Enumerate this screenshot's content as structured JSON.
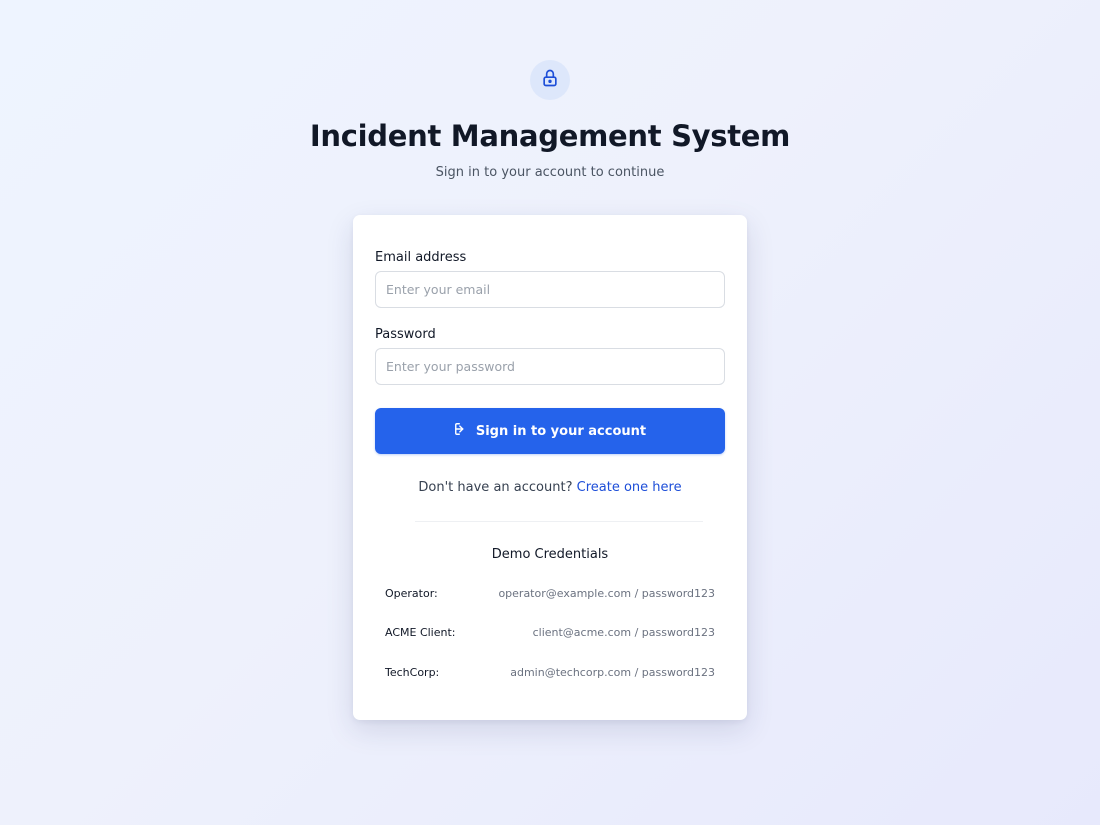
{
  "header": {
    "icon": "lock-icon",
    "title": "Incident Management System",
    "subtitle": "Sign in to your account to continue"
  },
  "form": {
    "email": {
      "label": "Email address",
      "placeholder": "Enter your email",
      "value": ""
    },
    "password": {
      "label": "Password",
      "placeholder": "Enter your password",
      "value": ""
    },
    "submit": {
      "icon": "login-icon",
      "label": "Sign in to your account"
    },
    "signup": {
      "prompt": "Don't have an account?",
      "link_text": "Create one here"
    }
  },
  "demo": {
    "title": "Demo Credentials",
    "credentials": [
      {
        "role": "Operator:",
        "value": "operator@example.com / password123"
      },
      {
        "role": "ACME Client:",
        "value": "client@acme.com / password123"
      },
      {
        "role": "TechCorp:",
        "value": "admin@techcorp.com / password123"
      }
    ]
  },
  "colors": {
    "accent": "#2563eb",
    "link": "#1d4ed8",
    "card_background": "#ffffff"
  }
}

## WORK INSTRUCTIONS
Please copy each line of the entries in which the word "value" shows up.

## RESPONSE
      "value": ""
      "value": ""
        "value": "operator@example.com / password123"
        "value": "client@acme.com / password123"
        "value": "admin@techcorp.com / password123"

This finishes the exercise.